For example, the advocacy group Free Press applauded the FCC's plan for "sending a clear signal" that they are "charting a path toward sensible broadband policy framework that will protect consumers and promote universal access."

But then the group's President and CEO Josh Silver went on to say in the same statement that the plan did not go far enough.

What kind of effect could all this litigation have on broadband service? Could the FCC's actions stifle investment?
Legal uncertainty is never a good thing for investors. The FCC said it is confident that none of the forbearance provisions will be overturned. In the 17 years since the FCC was granted the right to make exceptions to its rules, none of those exceptions has ever been overturned, the agency said. But critics say that courts may see things differently, and even the suggestion of ongoing litigation over this issue could cause companies and broadband investors to take a wait and see approach. And this would stifle innovation and slow down broadband deployments precisely at the time the FCC is trying to encourage more investment in broadband.

"If the FCC follows through with the chairman's stated intent, it will have a direct impact on jobs and investment in one of the areas of the U.S. economy that many hoped could help lead the recovery," Cicconi said in his statement.

So what's next? How long will it take for the FCC to actually go through this process of reclassifying broadband traffic a Title II service?
First, the FCC will vote on the an item to start the process. This should take place within the next month, according to FCC officials. The "notice of inquiry" will ask the public for input on how to reclassify broadband services.

At the same time, the FCC will issue a "notice of forbearance," which will clarify the exceptions to Title II that should be included when reclassifying broadband. It's difficult to say how long this process will take. But it's a good guess to say it will take several months to a year to get the proposal finished.

What does this all mean for the average consumer?
Honestly, broadband consumers are not likely to see any change in service anytime soon. Even if broadband services are reclassified, which won't happen for at least a year, consumers aren't likely to notice anything different. But critics say that in the long run, consumers will be affected because companies will stop investing in their infrastructure.

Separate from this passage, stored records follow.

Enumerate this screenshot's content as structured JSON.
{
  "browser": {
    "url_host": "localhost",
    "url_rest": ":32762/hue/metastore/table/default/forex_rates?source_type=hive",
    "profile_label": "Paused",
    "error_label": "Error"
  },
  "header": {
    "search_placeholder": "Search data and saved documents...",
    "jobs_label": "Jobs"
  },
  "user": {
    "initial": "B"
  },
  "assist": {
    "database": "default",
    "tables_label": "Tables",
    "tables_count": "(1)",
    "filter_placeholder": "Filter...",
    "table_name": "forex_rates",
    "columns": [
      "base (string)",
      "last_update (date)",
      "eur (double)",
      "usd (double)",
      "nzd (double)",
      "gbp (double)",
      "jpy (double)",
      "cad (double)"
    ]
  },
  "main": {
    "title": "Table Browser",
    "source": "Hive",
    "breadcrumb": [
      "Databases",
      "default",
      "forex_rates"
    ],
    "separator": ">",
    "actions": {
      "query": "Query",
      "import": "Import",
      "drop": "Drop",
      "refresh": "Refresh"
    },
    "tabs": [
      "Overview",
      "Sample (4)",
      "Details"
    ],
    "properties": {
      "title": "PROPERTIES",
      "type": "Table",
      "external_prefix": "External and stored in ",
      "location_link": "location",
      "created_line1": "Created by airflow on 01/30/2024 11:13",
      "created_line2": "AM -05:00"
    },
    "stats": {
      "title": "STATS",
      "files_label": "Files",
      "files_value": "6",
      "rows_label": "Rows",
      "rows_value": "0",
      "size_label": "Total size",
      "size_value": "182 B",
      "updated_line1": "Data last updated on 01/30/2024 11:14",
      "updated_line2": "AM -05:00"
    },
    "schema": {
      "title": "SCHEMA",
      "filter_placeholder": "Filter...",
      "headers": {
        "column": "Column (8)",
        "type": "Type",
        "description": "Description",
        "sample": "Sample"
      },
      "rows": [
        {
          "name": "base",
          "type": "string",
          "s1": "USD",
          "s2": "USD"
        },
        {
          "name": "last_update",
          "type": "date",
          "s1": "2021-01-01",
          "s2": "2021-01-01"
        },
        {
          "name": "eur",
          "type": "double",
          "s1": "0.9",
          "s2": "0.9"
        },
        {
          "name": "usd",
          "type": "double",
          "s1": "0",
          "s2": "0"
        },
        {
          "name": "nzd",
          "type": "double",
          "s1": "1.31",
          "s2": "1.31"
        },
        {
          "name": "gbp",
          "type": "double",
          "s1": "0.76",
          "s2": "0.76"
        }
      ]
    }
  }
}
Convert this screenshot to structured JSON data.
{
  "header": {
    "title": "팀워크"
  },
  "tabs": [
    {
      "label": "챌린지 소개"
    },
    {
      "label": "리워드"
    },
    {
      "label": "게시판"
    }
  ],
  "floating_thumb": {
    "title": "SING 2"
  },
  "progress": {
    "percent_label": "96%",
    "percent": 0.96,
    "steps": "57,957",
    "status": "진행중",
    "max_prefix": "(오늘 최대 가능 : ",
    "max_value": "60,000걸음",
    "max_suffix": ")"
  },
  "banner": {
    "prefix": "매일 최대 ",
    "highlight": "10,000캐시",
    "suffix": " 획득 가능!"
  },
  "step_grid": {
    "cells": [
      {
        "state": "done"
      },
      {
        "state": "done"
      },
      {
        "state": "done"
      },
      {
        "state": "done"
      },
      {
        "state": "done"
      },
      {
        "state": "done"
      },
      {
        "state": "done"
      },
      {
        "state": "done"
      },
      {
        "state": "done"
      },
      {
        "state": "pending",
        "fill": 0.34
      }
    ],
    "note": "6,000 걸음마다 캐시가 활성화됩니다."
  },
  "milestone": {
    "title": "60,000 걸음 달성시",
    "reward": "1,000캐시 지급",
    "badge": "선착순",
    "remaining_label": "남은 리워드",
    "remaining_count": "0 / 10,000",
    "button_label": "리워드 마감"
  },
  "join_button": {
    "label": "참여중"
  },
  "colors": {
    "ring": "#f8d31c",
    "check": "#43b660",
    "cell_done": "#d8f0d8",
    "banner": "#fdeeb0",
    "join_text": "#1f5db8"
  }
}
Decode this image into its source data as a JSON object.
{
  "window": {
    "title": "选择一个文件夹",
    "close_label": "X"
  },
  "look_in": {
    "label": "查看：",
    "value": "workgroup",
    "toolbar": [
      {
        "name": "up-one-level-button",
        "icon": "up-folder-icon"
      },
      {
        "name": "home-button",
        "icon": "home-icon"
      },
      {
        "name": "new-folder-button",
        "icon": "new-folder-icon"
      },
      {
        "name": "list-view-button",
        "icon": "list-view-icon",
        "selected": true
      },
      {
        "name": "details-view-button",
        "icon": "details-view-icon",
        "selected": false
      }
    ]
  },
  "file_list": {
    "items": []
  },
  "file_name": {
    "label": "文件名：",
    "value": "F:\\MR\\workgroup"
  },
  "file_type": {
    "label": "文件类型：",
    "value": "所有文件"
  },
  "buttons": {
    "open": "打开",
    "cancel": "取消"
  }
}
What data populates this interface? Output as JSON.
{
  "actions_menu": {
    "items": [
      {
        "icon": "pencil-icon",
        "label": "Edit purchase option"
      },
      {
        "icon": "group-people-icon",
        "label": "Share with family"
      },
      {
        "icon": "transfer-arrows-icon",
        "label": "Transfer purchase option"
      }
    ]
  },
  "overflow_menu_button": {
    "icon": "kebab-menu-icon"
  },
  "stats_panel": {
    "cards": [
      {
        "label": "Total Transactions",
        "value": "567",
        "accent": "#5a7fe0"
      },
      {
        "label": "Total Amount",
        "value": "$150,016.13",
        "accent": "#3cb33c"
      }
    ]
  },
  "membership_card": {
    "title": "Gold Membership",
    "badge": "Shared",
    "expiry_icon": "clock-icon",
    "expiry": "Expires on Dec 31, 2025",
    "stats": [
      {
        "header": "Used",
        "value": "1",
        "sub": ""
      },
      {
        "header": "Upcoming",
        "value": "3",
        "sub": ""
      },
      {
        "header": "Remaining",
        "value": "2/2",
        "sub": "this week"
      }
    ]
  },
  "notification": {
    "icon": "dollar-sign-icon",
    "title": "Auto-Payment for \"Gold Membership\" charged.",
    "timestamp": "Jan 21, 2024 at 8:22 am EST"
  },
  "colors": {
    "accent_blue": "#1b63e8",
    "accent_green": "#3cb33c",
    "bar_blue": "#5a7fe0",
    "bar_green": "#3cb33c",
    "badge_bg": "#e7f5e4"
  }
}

Supporters say just the opposite. They believe more investment will result, because Internet companies will invest in creating new services without the fear of big broadband providers trying to control their services.